Building on that analogy in the work environment, I have been reminded by a few teammates of late about the importance of acknowledging the size of the rocks we are moving, both individually and as a collective. Fundamental to any team is the distribution of responsibility across a shared mission. If we equate each responsibility to a rock we can quickly see that though not all are of equal importance, each is important. At the same time, we can all look at the same rock and see its size differently, as what is most important through the lens of an individual may not be as important when looking at priorities through the lens of the collective, and vice versa. Each person on the team must move their respective rocks, biggest to smallest. The leader must use the lens of the collective to ensure the team is doing the same, moving what only they have the authority/responsibility/expertise to move.

This all makes perfect sense and is critical to effective mission accomplishment. One of the challenges is when we allow a Little Rock to result in broken windows. That segue may be a reach but play along. The Broken Window Theory was an idea first developed by criminologists. The premise is that when petty crimes are not addressed, we give the impression that we will also tolerate more serious crime. There will be times when we stumble across what may appear to be a Little Rock, a rock so small that we shouldn’t be the one who decides to move it. Much like a piece of trash blowing through the courtyard, there are consequences to choosing not to pick it up. People who may see you acknowledge the trash and then do nothing about it may very well do the same even if they were the one who is responsible for picking it up. If it’s not important to him, why should it be important to me? In essence, when we don’t acknowledge an area for improvement we sanction that behavior and will likely not only find ourselves with more broken windows but also with more egregious behavior. Litte Rocks can also break windows.

The challenge of a leader and something I struggle with at times, is identifying a rock that needs to be moved and choosing to move it myself regardless of its size. I also find myself seeing some fundamental issues as being bigger rocks than the individuals responsible for moving them do. One of the things I am focusing on right now is helping others see the broken windows in our proximity so they can address them, while personally focusing my attention on the rocks that are uniquely my responsibility. It’s a challenge for me to not pick up that piece of trash, and instead, point it out to someone else who has the responsibility of picking it up. Whether it be at the division, department, squad, platoon, company, brigade, etc., level, it is the leader of the team that is ultimately accountable for the performance across the team. Fortunately, I continue to be a part of an amazing team.

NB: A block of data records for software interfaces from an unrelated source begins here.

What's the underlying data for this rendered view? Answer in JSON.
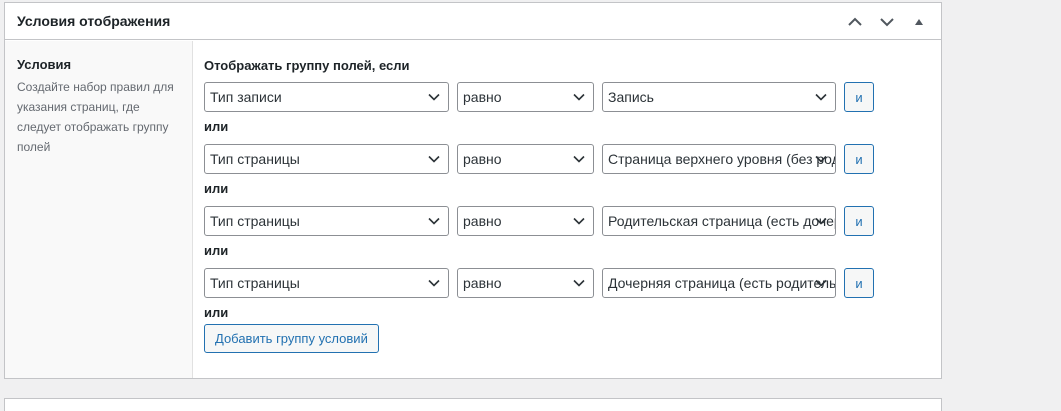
{
  "postbox": {
    "title": "Условия отображения"
  },
  "label": {
    "title": "Условия",
    "description": "Создайте набор правил для указания страниц, где следует отображать группу полей"
  },
  "rules": {
    "title": "Отображать группу полей, если",
    "or_label": "или",
    "and_label": "и",
    "add_group_label": "Добавить группу условий",
    "rows": [
      {
        "param": "Тип записи",
        "operator": "равно",
        "value": "Запись"
      },
      {
        "param": "Тип страницы",
        "operator": "равно",
        "value": "Страница верхнего уровня (без родителя)"
      },
      {
        "param": "Тип страницы",
        "operator": "равно",
        "value": "Родительская страница (есть дочерние)"
      },
      {
        "param": "Тип страницы",
        "operator": "равно",
        "value": "Дочерняя страница (есть родитель)"
      }
    ]
  },
  "icons": {
    "move_up": "chevron-up-icon",
    "move_down": "chevron-down-icon",
    "toggle": "triangle-up-icon",
    "select_arrow": "chevron-down-icon"
  },
  "colors": {
    "accent": "#2271b1",
    "border": "#c3c4c7",
    "background": "#f0f0f1"
  }
}
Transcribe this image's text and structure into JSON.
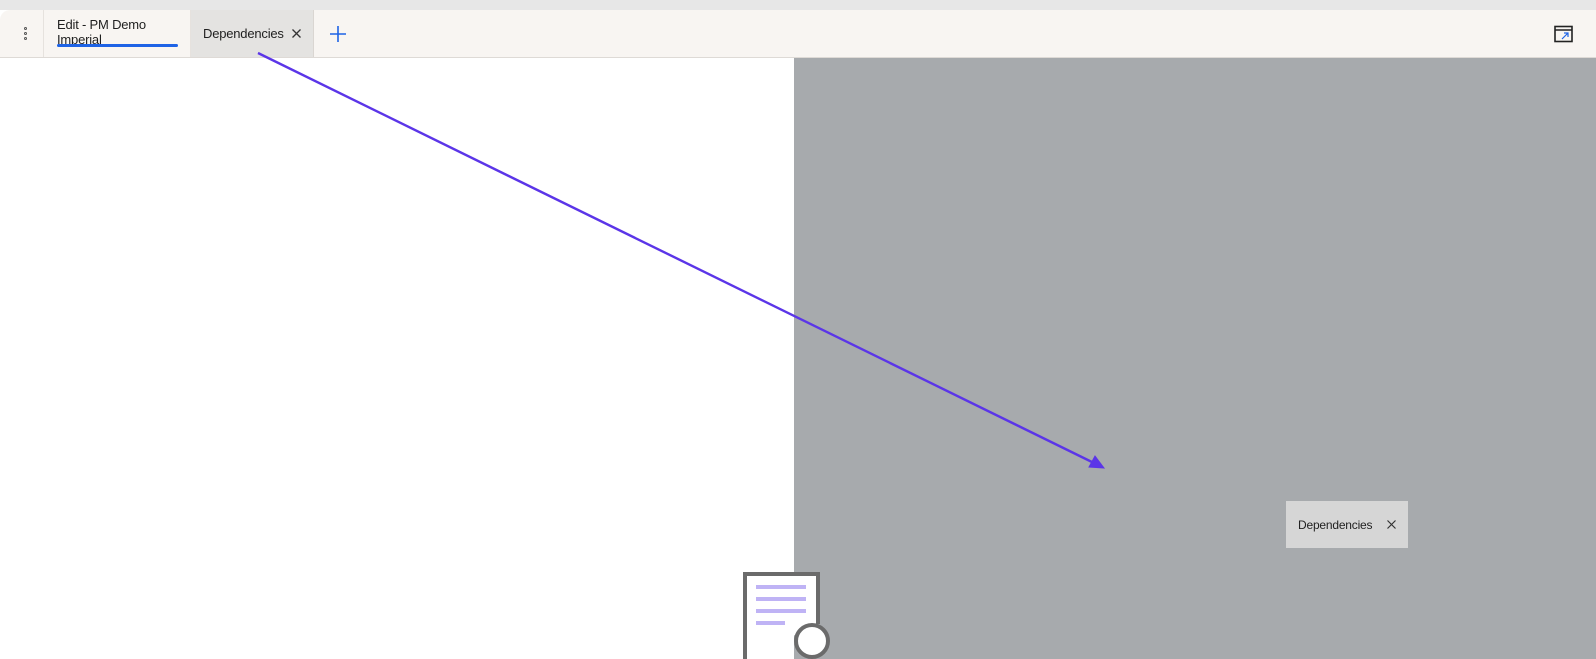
{
  "tab_bar": {
    "menu_icon": "kebab-menu-icon",
    "tabs": [
      {
        "label": "Edit - PM Demo Imperial",
        "active": true
      },
      {
        "label": "Dependencies",
        "active": false,
        "close_icon": "close-icon"
      }
    ],
    "add_icon": "plus-icon",
    "corner_icon": "window-icon"
  },
  "drag_ghost": {
    "label": "Dependencies",
    "close_icon": "close-icon"
  },
  "illustration": {
    "icon": "document-search-icon"
  },
  "colors": {
    "accent": "#1e63e6",
    "tab_bar_bg": "#f8f5f2",
    "overlay_panel": "#a7aaad",
    "arrow": "#5b35e8",
    "illustration_lines": "#bfb3f5"
  }
}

And like any team, there are Big Rocks, Little Rocks, and Broken Windows that we continue to move and repair.

  • How might you better focus you and your team on the Big Rocks?
  • How distracted are you by Little Rocks?
  • Are you ignoring Broken Windows?